YOUR TASK ▸ Could you tally the lines of the entries that carry the string "note"? Reply with the number and nothing more.

RECORDS SHOWN ▸
'''
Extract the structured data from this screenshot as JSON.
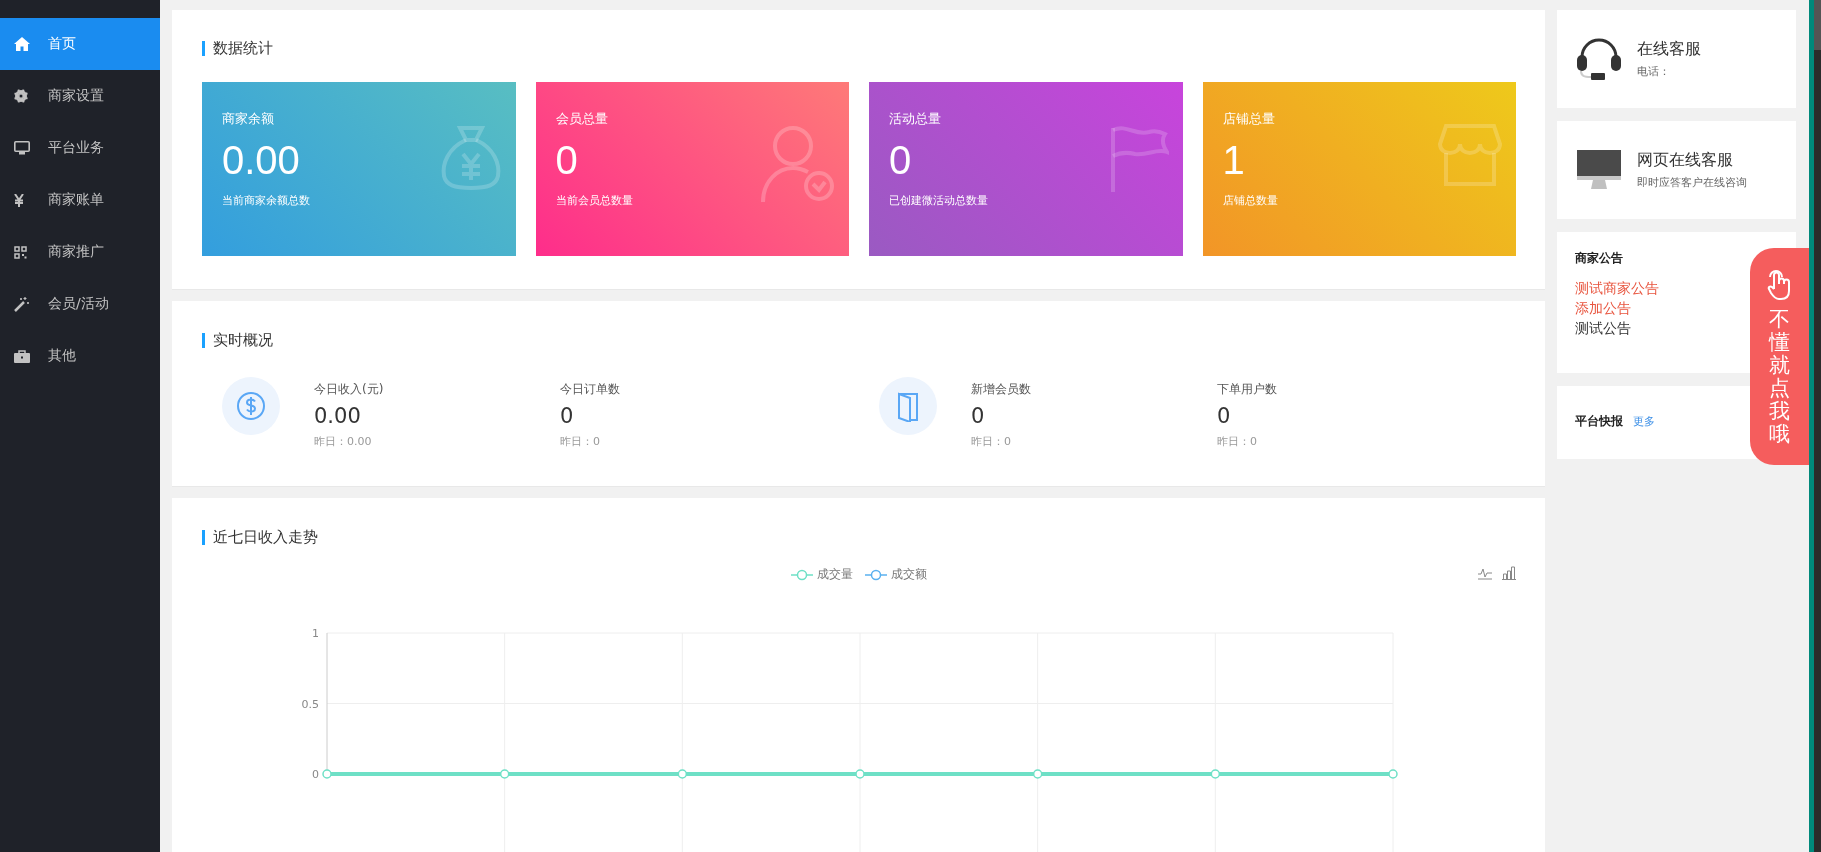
{
  "sidebar": {
    "items": [
      {
        "label": "首页",
        "selected": true
      },
      {
        "label": "商家设置",
        "selected": false
      },
      {
        "label": "平台业务",
        "selected": false
      },
      {
        "label": "商家账单",
        "selected": false
      },
      {
        "label": "商家推广",
        "selected": false
      },
      {
        "label": "会员/活动",
        "selected": false
      },
      {
        "label": "其他",
        "selected": false
      }
    ]
  },
  "stats": {
    "title": "数据统计",
    "cards": [
      {
        "label": "商家余额",
        "value": "0.00",
        "note": "当前商家余额总数"
      },
      {
        "label": "会员总量",
        "value": "0",
        "note": "当前会员总数量"
      },
      {
        "label": "活动总量",
        "value": "0",
        "note": "已创建微活动总数量"
      },
      {
        "label": "店铺总量",
        "value": "1",
        "note": "店铺总数量"
      }
    ]
  },
  "overview": {
    "title": "实时概况",
    "groups": [
      {
        "metrics": [
          {
            "label": "今日收入(元)",
            "value": "0.00",
            "yesterday": "昨日：0.00"
          },
          {
            "label": "今日订单数",
            "value": "0",
            "yesterday": "昨日：0"
          }
        ]
      },
      {
        "metrics": [
          {
            "label": "新增会员数",
            "value": "0",
            "yesterday": "昨日：0"
          },
          {
            "label": "下单用户数",
            "value": "0",
            "yesterday": "昨日：0"
          }
        ]
      }
    ]
  },
  "trend": {
    "title": "近七日收入走势",
    "chart_data": {
      "type": "line",
      "ylim": [
        0,
        1
      ],
      "yticks": [
        0,
        0.5,
        1
      ],
      "grid": true,
      "series": [
        {
          "name": "成交量",
          "color": "#6ee0c6",
          "marker": "circle",
          "values": [
            0,
            0,
            0,
            0,
            0,
            0,
            0
          ]
        },
        {
          "name": "成交额",
          "color": "#5ab1ef",
          "marker": "circle",
          "values": [
            null,
            null,
            null,
            null,
            null,
            null,
            null
          ]
        }
      ]
    }
  },
  "service": {
    "cards": [
      {
        "title": "在线客服",
        "subtitle": "电话："
      },
      {
        "title": "网页在线客服",
        "subtitle": "即时应答客户在线咨询"
      }
    ]
  },
  "notices": {
    "title": "商家公告",
    "items": [
      {
        "text": "测试商家公告",
        "color": "#e8553f"
      },
      {
        "text": "添加公告",
        "color": "#e8553f"
      },
      {
        "text": "测试公告",
        "color": "#333333"
      }
    ]
  },
  "news": {
    "title": "平台快报",
    "more": "更多"
  },
  "help_button": {
    "label": "不懂就点我哦"
  }
}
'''
WORKED SOLUTION ▸ 4